Copy out the lines of the material that include the string "Subsurface".

────────────────────

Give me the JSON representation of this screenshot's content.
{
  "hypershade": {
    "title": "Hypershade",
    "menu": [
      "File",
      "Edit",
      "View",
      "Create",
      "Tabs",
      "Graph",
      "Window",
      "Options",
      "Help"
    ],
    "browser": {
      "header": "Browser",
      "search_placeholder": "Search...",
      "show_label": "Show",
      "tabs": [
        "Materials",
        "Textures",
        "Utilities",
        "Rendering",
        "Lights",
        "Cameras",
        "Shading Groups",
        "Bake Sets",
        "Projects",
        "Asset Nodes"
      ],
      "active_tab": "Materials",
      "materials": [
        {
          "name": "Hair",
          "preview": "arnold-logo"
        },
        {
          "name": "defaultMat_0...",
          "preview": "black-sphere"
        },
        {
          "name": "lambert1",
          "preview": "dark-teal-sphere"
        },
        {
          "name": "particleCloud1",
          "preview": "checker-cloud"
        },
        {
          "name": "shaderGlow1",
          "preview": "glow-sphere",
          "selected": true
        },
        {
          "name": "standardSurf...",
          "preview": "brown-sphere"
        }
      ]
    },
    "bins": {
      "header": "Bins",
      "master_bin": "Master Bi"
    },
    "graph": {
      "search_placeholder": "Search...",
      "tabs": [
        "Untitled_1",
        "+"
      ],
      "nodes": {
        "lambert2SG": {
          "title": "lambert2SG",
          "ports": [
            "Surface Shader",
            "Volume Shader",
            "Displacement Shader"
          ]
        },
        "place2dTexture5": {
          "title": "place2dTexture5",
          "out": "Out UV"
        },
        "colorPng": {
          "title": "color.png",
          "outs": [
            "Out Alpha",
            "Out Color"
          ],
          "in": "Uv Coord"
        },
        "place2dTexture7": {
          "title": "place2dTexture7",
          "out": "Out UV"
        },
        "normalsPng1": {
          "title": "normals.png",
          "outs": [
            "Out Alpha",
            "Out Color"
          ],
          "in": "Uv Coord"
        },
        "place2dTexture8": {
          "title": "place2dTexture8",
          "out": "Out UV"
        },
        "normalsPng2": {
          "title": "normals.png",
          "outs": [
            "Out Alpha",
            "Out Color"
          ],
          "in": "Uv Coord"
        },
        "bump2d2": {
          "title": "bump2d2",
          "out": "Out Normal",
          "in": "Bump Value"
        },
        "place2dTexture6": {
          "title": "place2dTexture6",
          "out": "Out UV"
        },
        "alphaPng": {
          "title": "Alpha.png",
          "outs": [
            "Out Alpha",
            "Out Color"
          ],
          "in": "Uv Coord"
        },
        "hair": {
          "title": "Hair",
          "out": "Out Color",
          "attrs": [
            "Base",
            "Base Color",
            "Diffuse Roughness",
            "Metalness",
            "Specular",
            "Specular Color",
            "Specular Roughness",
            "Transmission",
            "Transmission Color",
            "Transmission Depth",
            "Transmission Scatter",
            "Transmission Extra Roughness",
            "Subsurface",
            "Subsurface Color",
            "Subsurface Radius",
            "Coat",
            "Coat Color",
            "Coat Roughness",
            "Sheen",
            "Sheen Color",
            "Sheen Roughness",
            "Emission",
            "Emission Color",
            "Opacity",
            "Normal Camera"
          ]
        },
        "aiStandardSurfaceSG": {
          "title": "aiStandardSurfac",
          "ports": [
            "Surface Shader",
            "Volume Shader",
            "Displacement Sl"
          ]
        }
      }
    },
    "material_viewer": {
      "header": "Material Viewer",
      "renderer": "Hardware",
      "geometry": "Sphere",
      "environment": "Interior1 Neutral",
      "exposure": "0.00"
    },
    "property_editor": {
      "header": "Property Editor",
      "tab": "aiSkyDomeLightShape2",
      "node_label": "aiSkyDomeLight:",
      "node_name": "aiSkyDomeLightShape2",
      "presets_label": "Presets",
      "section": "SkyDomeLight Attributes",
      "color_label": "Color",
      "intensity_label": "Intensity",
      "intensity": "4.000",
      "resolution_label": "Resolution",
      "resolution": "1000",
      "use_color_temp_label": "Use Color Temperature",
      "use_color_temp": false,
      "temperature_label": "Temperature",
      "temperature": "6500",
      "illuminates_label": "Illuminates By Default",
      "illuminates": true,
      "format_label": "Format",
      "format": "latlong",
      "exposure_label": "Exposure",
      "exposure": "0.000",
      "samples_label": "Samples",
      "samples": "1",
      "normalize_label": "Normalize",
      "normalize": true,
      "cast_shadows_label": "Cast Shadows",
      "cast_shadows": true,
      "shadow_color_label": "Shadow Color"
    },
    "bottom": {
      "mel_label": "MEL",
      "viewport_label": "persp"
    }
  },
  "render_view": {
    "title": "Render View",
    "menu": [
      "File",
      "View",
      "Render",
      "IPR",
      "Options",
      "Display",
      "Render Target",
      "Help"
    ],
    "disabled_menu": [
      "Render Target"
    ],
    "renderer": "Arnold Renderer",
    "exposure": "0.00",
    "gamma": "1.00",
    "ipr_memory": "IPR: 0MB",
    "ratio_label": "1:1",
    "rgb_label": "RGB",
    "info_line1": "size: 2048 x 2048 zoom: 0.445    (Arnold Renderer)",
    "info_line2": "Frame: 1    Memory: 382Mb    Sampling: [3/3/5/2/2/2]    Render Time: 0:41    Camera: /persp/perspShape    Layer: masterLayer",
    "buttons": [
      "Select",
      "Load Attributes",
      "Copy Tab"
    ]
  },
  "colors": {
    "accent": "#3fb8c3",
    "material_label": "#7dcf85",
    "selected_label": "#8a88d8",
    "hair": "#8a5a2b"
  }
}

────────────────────

• Answer to the problem
            "Subsurface",
            "Subsurface Color",
            "Subsurface Radius",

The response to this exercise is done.